EXERCISE INSTRUCTIONS: In the data, extract each line that holds the string "size".
Start of INFORMATION SUPPLIED
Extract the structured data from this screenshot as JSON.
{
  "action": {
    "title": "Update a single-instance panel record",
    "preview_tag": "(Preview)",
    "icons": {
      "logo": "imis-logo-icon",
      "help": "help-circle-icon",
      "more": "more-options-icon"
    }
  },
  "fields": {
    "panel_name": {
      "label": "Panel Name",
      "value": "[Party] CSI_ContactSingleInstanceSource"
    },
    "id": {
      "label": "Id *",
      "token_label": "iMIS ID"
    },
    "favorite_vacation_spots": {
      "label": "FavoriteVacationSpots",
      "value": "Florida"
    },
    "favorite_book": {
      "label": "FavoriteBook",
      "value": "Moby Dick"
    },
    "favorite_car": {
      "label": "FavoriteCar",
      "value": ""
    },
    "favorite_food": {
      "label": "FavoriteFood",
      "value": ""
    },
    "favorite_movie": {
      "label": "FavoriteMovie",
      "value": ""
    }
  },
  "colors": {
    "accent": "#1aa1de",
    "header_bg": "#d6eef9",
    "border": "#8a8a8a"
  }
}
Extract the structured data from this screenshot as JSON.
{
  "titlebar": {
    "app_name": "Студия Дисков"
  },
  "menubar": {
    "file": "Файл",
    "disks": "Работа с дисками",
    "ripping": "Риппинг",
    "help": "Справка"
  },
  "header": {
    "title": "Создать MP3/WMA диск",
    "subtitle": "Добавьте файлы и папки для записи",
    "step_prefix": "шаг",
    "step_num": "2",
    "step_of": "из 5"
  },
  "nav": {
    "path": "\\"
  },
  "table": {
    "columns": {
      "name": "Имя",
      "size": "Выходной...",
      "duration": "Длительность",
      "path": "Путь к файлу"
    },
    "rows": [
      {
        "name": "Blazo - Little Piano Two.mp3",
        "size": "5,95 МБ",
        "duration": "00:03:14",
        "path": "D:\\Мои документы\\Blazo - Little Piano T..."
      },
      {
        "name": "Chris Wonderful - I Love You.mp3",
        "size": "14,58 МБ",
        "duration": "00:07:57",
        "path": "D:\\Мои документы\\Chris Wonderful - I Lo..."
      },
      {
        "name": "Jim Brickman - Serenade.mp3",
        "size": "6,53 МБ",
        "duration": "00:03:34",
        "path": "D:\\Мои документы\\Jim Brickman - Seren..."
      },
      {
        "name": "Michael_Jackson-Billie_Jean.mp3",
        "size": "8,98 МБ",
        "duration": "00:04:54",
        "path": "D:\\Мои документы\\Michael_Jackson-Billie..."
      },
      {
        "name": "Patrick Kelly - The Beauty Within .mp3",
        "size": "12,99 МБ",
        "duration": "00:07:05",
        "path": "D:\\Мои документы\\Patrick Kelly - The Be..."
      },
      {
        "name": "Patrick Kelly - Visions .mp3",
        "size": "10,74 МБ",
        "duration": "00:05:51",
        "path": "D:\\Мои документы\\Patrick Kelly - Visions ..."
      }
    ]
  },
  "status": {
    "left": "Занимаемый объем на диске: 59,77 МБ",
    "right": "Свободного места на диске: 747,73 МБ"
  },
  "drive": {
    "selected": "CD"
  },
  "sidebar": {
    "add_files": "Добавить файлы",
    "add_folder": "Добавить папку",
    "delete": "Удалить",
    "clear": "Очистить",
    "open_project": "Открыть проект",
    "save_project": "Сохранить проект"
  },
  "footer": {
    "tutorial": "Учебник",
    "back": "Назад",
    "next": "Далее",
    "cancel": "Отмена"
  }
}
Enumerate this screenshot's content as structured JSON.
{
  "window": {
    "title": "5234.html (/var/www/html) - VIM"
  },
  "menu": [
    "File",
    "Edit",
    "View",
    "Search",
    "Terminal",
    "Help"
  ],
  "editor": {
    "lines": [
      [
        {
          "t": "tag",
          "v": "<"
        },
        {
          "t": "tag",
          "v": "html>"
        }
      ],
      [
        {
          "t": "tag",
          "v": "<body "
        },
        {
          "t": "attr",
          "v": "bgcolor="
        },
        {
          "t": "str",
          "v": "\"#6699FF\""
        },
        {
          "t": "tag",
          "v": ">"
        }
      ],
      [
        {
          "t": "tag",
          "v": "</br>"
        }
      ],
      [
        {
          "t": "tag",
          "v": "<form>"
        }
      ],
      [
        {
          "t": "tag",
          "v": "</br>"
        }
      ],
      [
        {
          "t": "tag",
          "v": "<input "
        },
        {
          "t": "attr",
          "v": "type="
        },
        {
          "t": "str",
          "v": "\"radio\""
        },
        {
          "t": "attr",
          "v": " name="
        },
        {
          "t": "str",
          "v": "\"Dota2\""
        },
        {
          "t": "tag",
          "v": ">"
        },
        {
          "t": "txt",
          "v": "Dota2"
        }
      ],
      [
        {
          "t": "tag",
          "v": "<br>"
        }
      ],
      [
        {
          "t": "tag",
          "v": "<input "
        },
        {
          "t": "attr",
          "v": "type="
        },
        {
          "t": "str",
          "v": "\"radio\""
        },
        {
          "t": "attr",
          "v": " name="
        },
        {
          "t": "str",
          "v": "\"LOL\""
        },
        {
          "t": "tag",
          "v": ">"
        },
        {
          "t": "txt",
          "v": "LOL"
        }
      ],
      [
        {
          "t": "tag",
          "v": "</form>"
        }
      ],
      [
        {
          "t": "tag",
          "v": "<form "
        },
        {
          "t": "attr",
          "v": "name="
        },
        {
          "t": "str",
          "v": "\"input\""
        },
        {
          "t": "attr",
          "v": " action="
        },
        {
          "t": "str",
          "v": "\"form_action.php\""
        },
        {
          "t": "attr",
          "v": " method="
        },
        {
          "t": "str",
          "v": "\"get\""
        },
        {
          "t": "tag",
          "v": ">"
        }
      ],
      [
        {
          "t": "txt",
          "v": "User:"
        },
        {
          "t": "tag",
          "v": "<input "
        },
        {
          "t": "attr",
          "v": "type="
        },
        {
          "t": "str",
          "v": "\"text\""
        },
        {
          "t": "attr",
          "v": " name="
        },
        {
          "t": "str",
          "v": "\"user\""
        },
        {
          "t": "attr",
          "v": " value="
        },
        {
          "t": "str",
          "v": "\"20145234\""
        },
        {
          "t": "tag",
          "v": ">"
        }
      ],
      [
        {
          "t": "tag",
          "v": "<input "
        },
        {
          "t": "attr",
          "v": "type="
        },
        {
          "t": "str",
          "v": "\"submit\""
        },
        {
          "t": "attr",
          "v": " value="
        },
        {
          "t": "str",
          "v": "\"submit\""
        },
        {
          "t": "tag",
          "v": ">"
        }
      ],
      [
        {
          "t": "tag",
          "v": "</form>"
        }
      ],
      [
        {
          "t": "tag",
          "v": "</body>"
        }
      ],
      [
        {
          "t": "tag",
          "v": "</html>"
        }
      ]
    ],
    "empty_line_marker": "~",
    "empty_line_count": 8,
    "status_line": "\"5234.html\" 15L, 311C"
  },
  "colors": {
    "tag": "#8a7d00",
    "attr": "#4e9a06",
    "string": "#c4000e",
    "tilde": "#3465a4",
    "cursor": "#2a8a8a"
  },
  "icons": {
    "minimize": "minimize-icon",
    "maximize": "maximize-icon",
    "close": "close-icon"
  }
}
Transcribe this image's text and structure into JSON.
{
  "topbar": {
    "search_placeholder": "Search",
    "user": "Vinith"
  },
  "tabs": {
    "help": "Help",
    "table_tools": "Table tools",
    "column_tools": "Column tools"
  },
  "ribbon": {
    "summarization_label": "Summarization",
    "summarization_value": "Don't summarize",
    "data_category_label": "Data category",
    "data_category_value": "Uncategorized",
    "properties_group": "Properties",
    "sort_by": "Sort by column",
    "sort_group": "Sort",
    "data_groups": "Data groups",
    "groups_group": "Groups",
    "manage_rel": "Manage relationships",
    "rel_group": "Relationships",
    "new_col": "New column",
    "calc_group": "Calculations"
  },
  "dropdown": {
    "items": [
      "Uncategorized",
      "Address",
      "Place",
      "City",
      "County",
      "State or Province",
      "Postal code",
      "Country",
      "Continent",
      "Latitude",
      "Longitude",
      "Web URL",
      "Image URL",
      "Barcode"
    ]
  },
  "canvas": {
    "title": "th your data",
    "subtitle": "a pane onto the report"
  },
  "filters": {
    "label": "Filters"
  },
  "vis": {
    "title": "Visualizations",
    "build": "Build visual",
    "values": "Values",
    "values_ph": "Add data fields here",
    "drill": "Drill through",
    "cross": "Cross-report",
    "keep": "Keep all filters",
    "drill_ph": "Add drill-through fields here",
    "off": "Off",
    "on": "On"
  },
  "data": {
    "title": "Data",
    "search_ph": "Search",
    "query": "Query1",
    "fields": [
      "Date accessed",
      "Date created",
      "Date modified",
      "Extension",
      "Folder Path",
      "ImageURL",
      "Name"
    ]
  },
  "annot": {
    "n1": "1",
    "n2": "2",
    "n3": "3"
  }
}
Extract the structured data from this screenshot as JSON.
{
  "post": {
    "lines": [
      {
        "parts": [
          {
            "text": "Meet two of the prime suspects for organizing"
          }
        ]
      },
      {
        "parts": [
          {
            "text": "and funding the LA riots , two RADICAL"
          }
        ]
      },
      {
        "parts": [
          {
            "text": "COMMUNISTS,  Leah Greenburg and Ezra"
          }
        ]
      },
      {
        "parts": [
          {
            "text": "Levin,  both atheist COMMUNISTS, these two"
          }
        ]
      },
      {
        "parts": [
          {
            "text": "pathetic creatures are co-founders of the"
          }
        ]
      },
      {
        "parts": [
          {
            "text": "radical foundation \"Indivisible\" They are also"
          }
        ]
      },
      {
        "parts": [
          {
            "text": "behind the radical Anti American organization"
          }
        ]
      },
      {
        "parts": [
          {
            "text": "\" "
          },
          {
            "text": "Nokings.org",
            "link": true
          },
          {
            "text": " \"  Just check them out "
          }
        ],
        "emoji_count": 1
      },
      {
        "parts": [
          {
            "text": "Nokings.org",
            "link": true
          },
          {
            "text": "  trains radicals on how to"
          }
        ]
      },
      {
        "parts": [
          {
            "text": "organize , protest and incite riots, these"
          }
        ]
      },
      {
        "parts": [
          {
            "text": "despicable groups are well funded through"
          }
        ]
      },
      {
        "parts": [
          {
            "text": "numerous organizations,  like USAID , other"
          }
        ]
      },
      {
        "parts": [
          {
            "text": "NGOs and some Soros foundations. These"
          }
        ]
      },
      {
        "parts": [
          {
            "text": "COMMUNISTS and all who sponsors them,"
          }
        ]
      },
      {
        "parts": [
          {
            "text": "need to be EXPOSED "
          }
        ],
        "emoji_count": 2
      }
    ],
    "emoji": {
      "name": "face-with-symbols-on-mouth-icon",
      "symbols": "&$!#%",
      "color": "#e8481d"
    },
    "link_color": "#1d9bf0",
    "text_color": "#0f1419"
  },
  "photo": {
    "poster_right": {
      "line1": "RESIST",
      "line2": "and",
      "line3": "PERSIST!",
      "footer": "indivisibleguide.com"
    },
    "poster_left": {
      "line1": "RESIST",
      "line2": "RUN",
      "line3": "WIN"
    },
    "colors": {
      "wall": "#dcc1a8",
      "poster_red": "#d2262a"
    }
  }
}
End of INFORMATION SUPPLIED
WRITTEN SOLUTION:
      "size": "Выходной...",
        "size": "5,95 МБ",
        "size": "14,58 МБ",
        "size": "6,53 МБ",
        "size": "8,98 МБ",
        "size": "12,99 МБ",
        "size": "10,74 МБ",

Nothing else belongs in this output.